It’s an interesting question because, if you think about it for only a moment, it’s clear there’s not the slightest degree of truth in the description.
And that was how Westerners viewed East Asians back in the 18th century, when contact between Europe and Asia first became extensive. The Chinese in particular were then considered simply as white. Of course no people are really white, in the same way that no people are really black, but the term was being applied to Europeans, and the inhabitants of China were considered as of a comparable coloring. So what changed?
The answer is that the West became seized by a compulsion to categorize the inhabitants of the globe into broadly conceived racial groups, and white became reserved for the Europeans who were at that time engaged in a comprehensive exercise in colonization. The people they colonized, therefore, couldn’t be the same as the Europeans were; they had to be different. Whites were destined, so the Europeans managed to convince themselves, to rule the world, and so the people they were destined to rule over had to be something else. Black for Africans and brown for Indians fitted easily enough into this system, but East Asians posed a more difficult problem. When someone came up with the bizarre color yellow, combined with the idea of a widely-dispersed Mongolian race, the twin concepts were welcomed with open arms.

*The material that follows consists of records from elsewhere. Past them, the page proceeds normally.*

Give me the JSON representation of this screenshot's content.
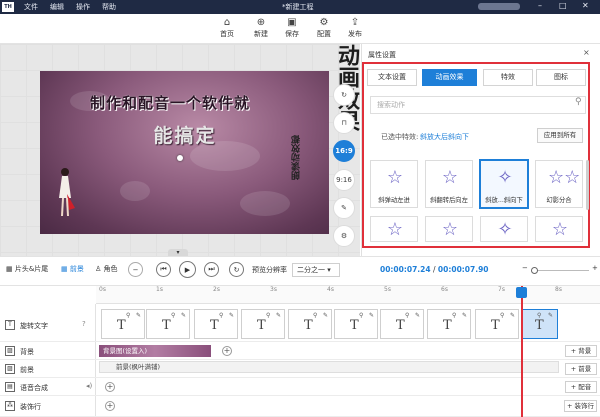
{
  "titlebar": {
    "logo": "TH",
    "menu": [
      "文件",
      "编辑",
      "操作",
      "帮助"
    ],
    "title": "*新建工程",
    "controls": [
      "–",
      "□",
      "✕"
    ]
  },
  "toolbar": [
    {
      "label": "首页",
      "icon": "home-icon",
      "glyph": "⌂"
    },
    {
      "label": "新建",
      "icon": "new-file-icon",
      "glyph": "⊕"
    },
    {
      "label": "保存",
      "icon": "save-icon",
      "glyph": "▣"
    },
    {
      "label": "配置",
      "icon": "settings-icon",
      "glyph": "⚙"
    },
    {
      "label": "发布",
      "icon": "publish-icon",
      "glyph": "⇪"
    }
  ],
  "stage": {
    "line1": "制作和配音一个软件就",
    "line2": "能搞定",
    "vertical_small": "朗读动效都",
    "vertical_large": "动画效果"
  },
  "side_tools": [
    {
      "icon": "rotate-icon",
      "glyph": "↻",
      "label": ""
    },
    {
      "icon": "lock-icon",
      "glyph": "⊓",
      "label": ""
    },
    {
      "icon": "ratio-16-9",
      "glyph": "",
      "label": "16:9",
      "active": true
    },
    {
      "icon": "ratio-9-16",
      "glyph": "",
      "label": "9:16"
    },
    {
      "icon": "edit-icon",
      "glyph": "✎",
      "label": ""
    },
    {
      "icon": "settings-icon",
      "glyph": "⚙",
      "label": ""
    }
  ],
  "props": {
    "title": "属性设置",
    "close": "×",
    "tabs": [
      "文本设置",
      "动画效果",
      "特效",
      "图标"
    ],
    "active_tab": 1,
    "search_placeholder": "搜索动作",
    "selected_label": "已选中特效:",
    "selected_value": "斜放大后斜向下",
    "apply_all": "应用到所有",
    "effects": [
      {
        "label": "斜弹动左进"
      },
      {
        "label": "斜翻转后向左"
      },
      {
        "label": "斜放...斜向下",
        "selected": true
      },
      {
        "label": "幻影分合"
      },
      {
        "label": ""
      },
      {
        "label": ""
      },
      {
        "label": ""
      },
      {
        "label": ""
      }
    ],
    "accent": "#1e7fd8",
    "highlight": "#e0303a"
  },
  "controls": {
    "film_label": "片头&片尾",
    "scene_label": "前景",
    "role_label": "角色",
    "resolution_label": "预览分辨率",
    "resolution_value": "二分之一",
    "time_current": "00:00:07.24",
    "time_sep": "/",
    "time_total": "00:00:07.90",
    "zoom_minus": "−",
    "zoom_plus": "+"
  },
  "ruler_ticks": [
    "0s",
    "1s",
    "2s",
    "3s",
    "4s",
    "5s",
    "6s",
    "7s",
    "8s"
  ],
  "tracks": [
    {
      "name": "旋转文字",
      "icon": "T"
    },
    {
      "name": "背景",
      "icon": "▨",
      "clip": "背景图(设置入)",
      "button": "+ 背景"
    },
    {
      "name": "前景",
      "icon": "▨",
      "clip": "前景(枫叶满铺)",
      "button": "+ 前景"
    },
    {
      "name": "语音合成",
      "icon": "▤",
      "button": "+ 配音"
    },
    {
      "name": "装饰行",
      "icon": "⁂",
      "button": "+ 装饰行"
    }
  ]
}
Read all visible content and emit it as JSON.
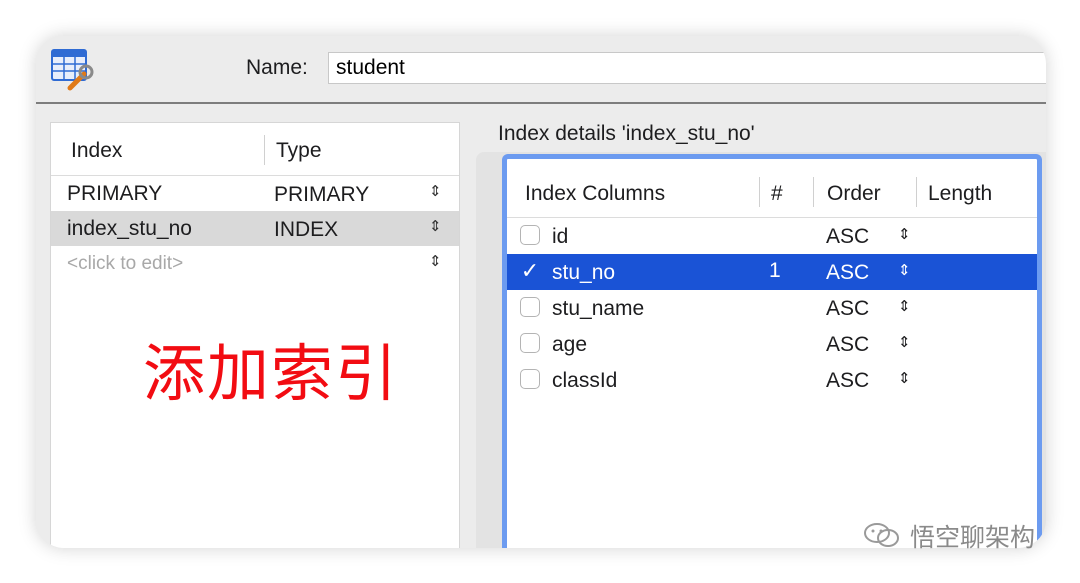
{
  "header": {
    "name_label": "Name:",
    "name_value": "student"
  },
  "index_list": {
    "columns": [
      "Index",
      "Type"
    ],
    "rows": [
      {
        "index": "PRIMARY",
        "type": "PRIMARY",
        "selected": false
      },
      {
        "index": "index_stu_no",
        "type": "INDEX",
        "selected": true
      },
      {
        "index": "<click to edit>",
        "type": "",
        "selected": false
      }
    ],
    "stepper_glyph": "⇕"
  },
  "annotation": {
    "text": "添加索引",
    "color": "#f20c12"
  },
  "details": {
    "title": "Index details 'index_stu_no'",
    "columns": [
      "Index Columns",
      "#",
      "Order",
      "Length"
    ],
    "rows": [
      {
        "name": "id",
        "checked": false,
        "position": "",
        "order": "ASC"
      },
      {
        "name": "stu_no",
        "checked": true,
        "position": "1",
        "order": "ASC"
      },
      {
        "name": "stu_name",
        "checked": false,
        "position": "",
        "order": "ASC"
      },
      {
        "name": "age",
        "checked": false,
        "position": "",
        "order": "ASC"
      },
      {
        "name": "classId",
        "checked": false,
        "position": "",
        "order": "ASC"
      }
    ],
    "selection_color": "#1a53d6",
    "focus_ring_color": "#6c9bf0"
  },
  "watermark": {
    "text": "悟空聊架构"
  }
}
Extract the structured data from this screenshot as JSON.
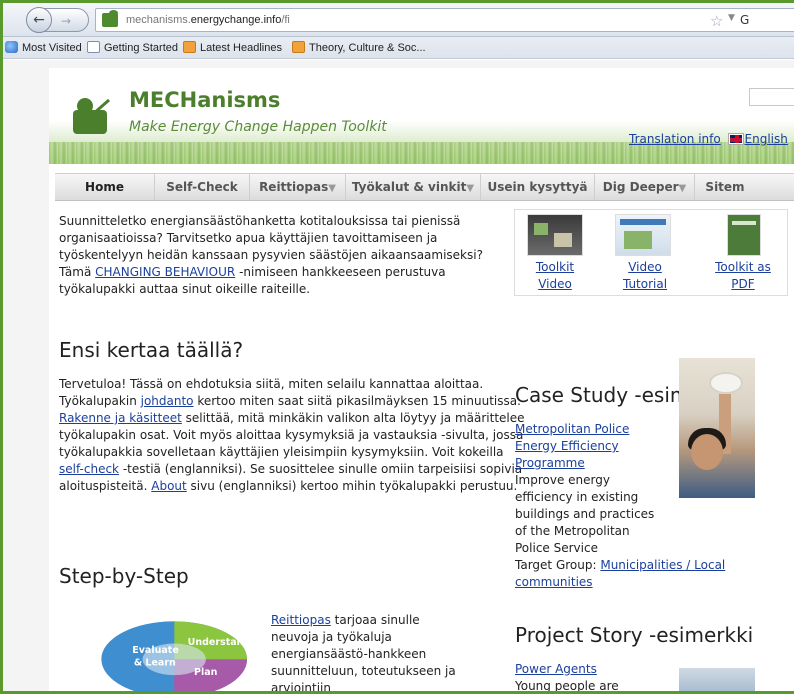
{
  "browser": {
    "url_prefix": "mechanisms.",
    "url_domain": "energychange.info",
    "url_path": "/fi",
    "url_partial_right": "G",
    "bookmarks": [
      "Most Visited",
      "Getting Started",
      "Latest Headlines",
      "Theory, Culture & Soc..."
    ],
    "bookmark_icons": [
      "most-visited-icon",
      "document-icon",
      "rss-icon",
      "rss-icon"
    ]
  },
  "header": {
    "title": "MECHanisms",
    "subtitle": "Make Energy Change Happen Toolkit",
    "translation_label": "Translation info",
    "language_label": "English"
  },
  "menu": {
    "items": [
      {
        "label": "Home"
      },
      {
        "label": "Self-Check"
      },
      {
        "label": "Reittiopas"
      },
      {
        "label": "Työkalut & vinkit"
      },
      {
        "label": "Usein kysyttyä"
      },
      {
        "label": "Dig Deeper"
      },
      {
        "label": "Sitem"
      }
    ],
    "dropdown_glyph": "▼"
  },
  "intro": {
    "text_before": "Suunnitteletko energiansäästöhanketta kotitalouksissa tai pienissä organisaatioissa? Tarvitsetko apua käyttäjien tavoittamiseen ja työskentelyyn heidän kanssaan pysyvien säästöjen aikaansaamiseksi? Tämä ",
    "link": "CHANGING BEHAVIOUR",
    "text_after": " -nimiseen hankkeeseen perustuva työkalupakki auttaa sinut oikeille raiteille."
  },
  "videos": [
    {
      "line1": "Toolkit",
      "line2": "Video"
    },
    {
      "line1": "Video",
      "line2": "Tutorial"
    },
    {
      "line1": "Toolkit as",
      "line2": "PDF"
    }
  ],
  "first_time": {
    "heading": "Ensi kertaa täällä?",
    "t1": "Tervetuloa! Tässä on ehdotuksia siitä, miten selailu kannattaa aloittaa. Työkalupakin ",
    "l1": "johdanto",
    "t2": " kertoo miten saat siitä pikasilmäyksen 15 minuutissa. ",
    "l2": "Rakenne ja käsitteet",
    "t3": " selittää, mitä minkäkin valikon alta löytyy ja määrittelee työkalupakin osat. Voit myös aloittaa kysymyksiä ja vastauksia -sivulta, jossa työkalupakkia sovelletaan käyttäjien yleisimpiin kysymyksiin.  Voit kokeilla ",
    "l3": "self-check",
    "t4": " -testiä (englanniksi). Se suosittelee sinulle omiin tarpeisiisi sopivia aloituspisteitä. ",
    "l4": "About",
    "t5": " sivu (englanniksi) kertoo mihin työkalupakki perustuu."
  },
  "case_study": {
    "heading": "Case Study -esimerkki",
    "link_lines": [
      "Metropolitan Police",
      "Energy Efficiency",
      "Programme"
    ],
    "desc_lines": [
      "Improve energy",
      "efficiency in existing",
      "buildings and practices",
      "of the Metropolitan",
      "Police Service"
    ],
    "target_label": "Target Group: ",
    "target_link_1": "Municipalities / Local",
    "target_link_2": "communities"
  },
  "step_by_step": {
    "heading": "Step-by-Step",
    "link": "Reittiopas",
    "text_lines": [
      " tarjoaa sinulle",
      "neuvoja ja työkaluja",
      "energiansäästö-hankkeen",
      "suunnitteluun, toteutukseen ja",
      "arviointiin"
    ],
    "diagram_labels": [
      "Evaluate",
      "& Learn",
      "Understand",
      "Plan"
    ]
  },
  "project_story": {
    "heading": "Project Story -esimerkki",
    "link": "Power Agents",
    "text": "Young people are"
  },
  "colors": {
    "frame_green": "#5a9a2c",
    "brand_green": "#4b7f2c",
    "link_blue": "#1a3f9c"
  }
}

Keevak is always anxious to maintain that there was nothing neutral about this process. Yellow had some negative implications in the West — to be yellow could mean you were cowardly, and yellow journalism meant sensational, unethical journalism. But that was all right as far as the Europeans were concerned, because there always has to be some supposed justification for acts of domination and war, and the perceived yellowness of East Asians fit the bill.

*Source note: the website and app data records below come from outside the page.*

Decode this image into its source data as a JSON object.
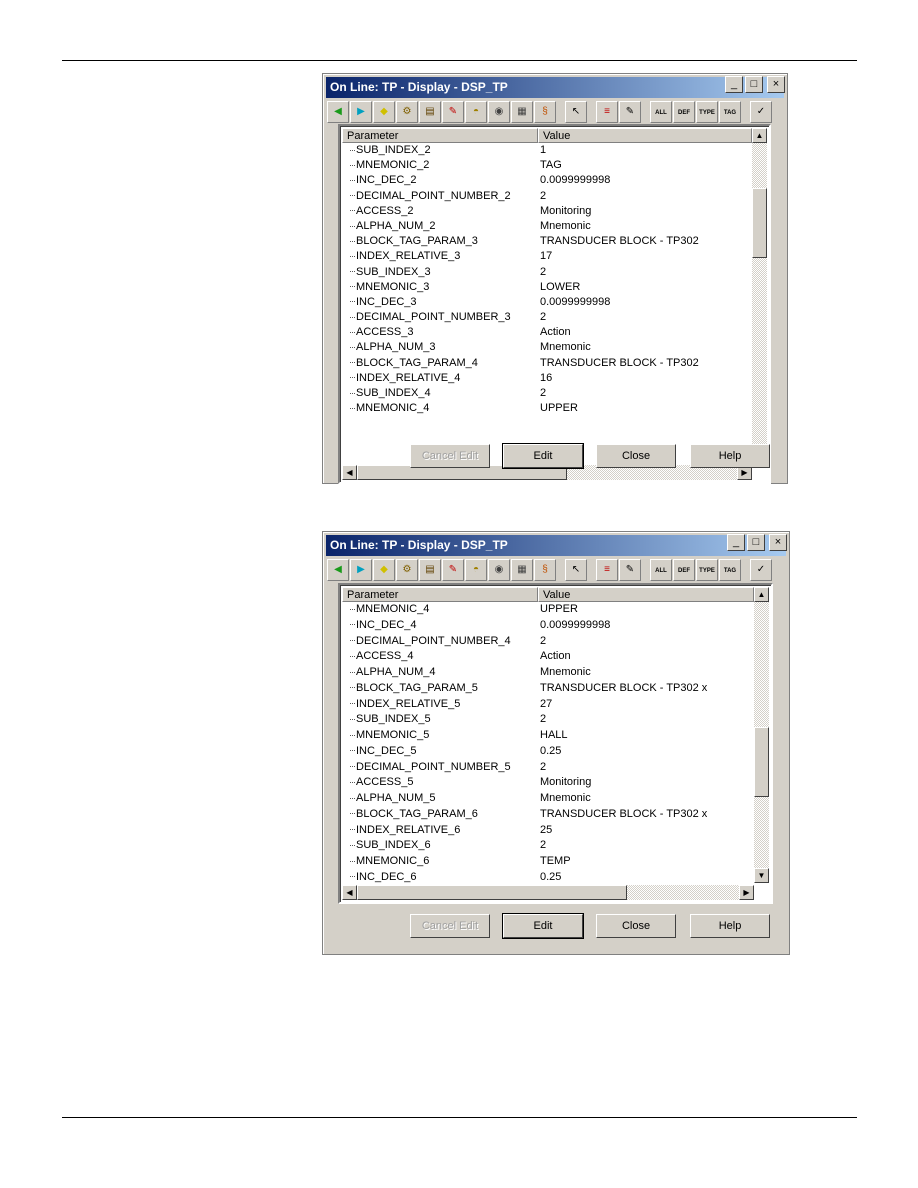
{
  "toolbar_icons": [
    {
      "name": "back-arrow-icon",
      "glyph": "◀",
      "color": "#1a9a1a"
    },
    {
      "name": "forward-arrow-icon",
      "glyph": "▶",
      "color": "#00a0c0"
    },
    {
      "name": "diamond-icon",
      "glyph": "◆",
      "color": "#d0c000"
    },
    {
      "name": "gears-icon",
      "glyph": "⚙",
      "color": "#806000"
    },
    {
      "name": "form-edit-icon",
      "glyph": "▤",
      "color": "#604000"
    },
    {
      "name": "wrench-icon",
      "glyph": "✎",
      "color": "#c00000"
    },
    {
      "name": "hill-icon",
      "glyph": "◓",
      "color": "#a08000"
    },
    {
      "name": "satellite-icon",
      "glyph": "◉",
      "color": "#404040"
    },
    {
      "name": "device-icon",
      "glyph": "▦",
      "color": "#404040"
    },
    {
      "name": "scroll-icon",
      "glyph": "§",
      "color": "#c05000"
    },
    {
      "name": "cursor-end-icon",
      "glyph": "↖",
      "color": "#000000"
    },
    {
      "name": "list-arrow-icon",
      "glyph": "≡",
      "color": "#c00000"
    },
    {
      "name": "pen-icon",
      "glyph": "✎",
      "color": "#000000"
    },
    {
      "name": "all-icon",
      "glyph": "ALL",
      "color": "#000000"
    },
    {
      "name": "def-icon",
      "glyph": "DEF",
      "color": "#000000"
    },
    {
      "name": "type-icon",
      "glyph": "TYPE",
      "color": "#000000"
    },
    {
      "name": "tag-icon",
      "glyph": "TAG",
      "color": "#000000"
    },
    {
      "name": "check-icon",
      "glyph": "✓",
      "color": "#000000"
    }
  ],
  "dialogs": [
    {
      "title": "On Line: TP - Display - DSP_TP",
      "columns": [
        "Parameter",
        "Value"
      ],
      "rows": [
        [
          "SUB_INDEX_2",
          "1"
        ],
        [
          "MNEMONIC_2",
          "TAG"
        ],
        [
          "INC_DEC_2",
          "0.0099999998"
        ],
        [
          "DECIMAL_POINT_NUMBER_2",
          "2"
        ],
        [
          "ACCESS_2",
          "Monitoring"
        ],
        [
          "ALPHA_NUM_2",
          "Mnemonic"
        ],
        [
          "BLOCK_TAG_PARAM_3",
          "TRANSDUCER BLOCK - TP302"
        ],
        [
          "INDEX_RELATIVE_3",
          "17"
        ],
        [
          "SUB_INDEX_3",
          "2"
        ],
        [
          "MNEMONIC_3",
          "LOWER"
        ],
        [
          "INC_DEC_3",
          "0.0099999998"
        ],
        [
          "DECIMAL_POINT_NUMBER_3",
          "2"
        ],
        [
          "ACCESS_3",
          "Action"
        ],
        [
          "ALPHA_NUM_3",
          "Mnemonic"
        ],
        [
          "BLOCK_TAG_PARAM_4",
          "TRANSDUCER BLOCK - TP302"
        ],
        [
          "INDEX_RELATIVE_4",
          "16"
        ],
        [
          "SUB_INDEX_4",
          "2"
        ],
        [
          "MNEMONIC_4",
          "UPPER"
        ]
      ],
      "buttons": [
        "Cancel Edit",
        "Edit",
        "Close",
        "Help"
      ]
    },
    {
      "title": "On Line: TP - Display - DSP_TP",
      "columns": [
        "Parameter",
        "Value"
      ],
      "rows": [
        [
          "MNEMONIC_4",
          "UPPER"
        ],
        [
          "INC_DEC_4",
          "0.0099999998"
        ],
        [
          "DECIMAL_POINT_NUMBER_4",
          "2"
        ],
        [
          "ACCESS_4",
          "Action"
        ],
        [
          "ALPHA_NUM_4",
          "Mnemonic"
        ],
        [
          "BLOCK_TAG_PARAM_5",
          "TRANSDUCER BLOCK - TP302  x"
        ],
        [
          "INDEX_RELATIVE_5",
          "27"
        ],
        [
          "SUB_INDEX_5",
          "2"
        ],
        [
          "MNEMONIC_5",
          "HALL"
        ],
        [
          "INC_DEC_5",
          "0.25"
        ],
        [
          "DECIMAL_POINT_NUMBER_5",
          "2"
        ],
        [
          "ACCESS_5",
          "Monitoring"
        ],
        [
          "ALPHA_NUM_5",
          "Mnemonic"
        ],
        [
          "BLOCK_TAG_PARAM_6",
          "TRANSDUCER BLOCK - TP302  x"
        ],
        [
          "INDEX_RELATIVE_6",
          "25"
        ],
        [
          "SUB_INDEX_6",
          "2"
        ],
        [
          "MNEMONIC_6",
          "TEMP"
        ],
        [
          "INC_DEC_6",
          "0.25"
        ]
      ],
      "buttons": [
        "Cancel Edit",
        "Edit",
        "Close",
        "Help"
      ]
    }
  ],
  "window_buttons": [
    "_",
    "□",
    "×"
  ]
}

And then, at the end of the 19th century, a neat little alliteration allowed for the emergence of the phrase “the yellow peril,” meaning the threat that the Chinese and Japanese would migrate to the US in such vast numbers that Anglo-Saxon civilization would be overwhelmed. Chinese workers in California following on the Gold Rush, and staying to work on railroad construction at lower rates of pay than the locals, only added fuel to the fire, resulting in the Chinese Exclusion Act of 1882 that wasn’t repealed until 1943.
What kind of book, then, is Becoming Yellow? It’s a tightly-focused look at a narrowly-defined topic, with the period of inquiry from the 17th to the 19th centuries, and representations of yellowness in novels and films specifically excluded. Scare-quotes abound — in one chapter alone I counted 107 instances of single words or two-word phrases placed in quotation marks. Why is this? In some cases they indicate a very short quotation, but it’s obviously most frequently because Keevak wants to distance himself from the racist expressions he so often encounters. It’s a distinguishing characteristic nonetheless, and could be seen to suggest that the author wants to hold at arms’ length whole swathes of past thought and reasoning that don’t accord with modern sensibilities.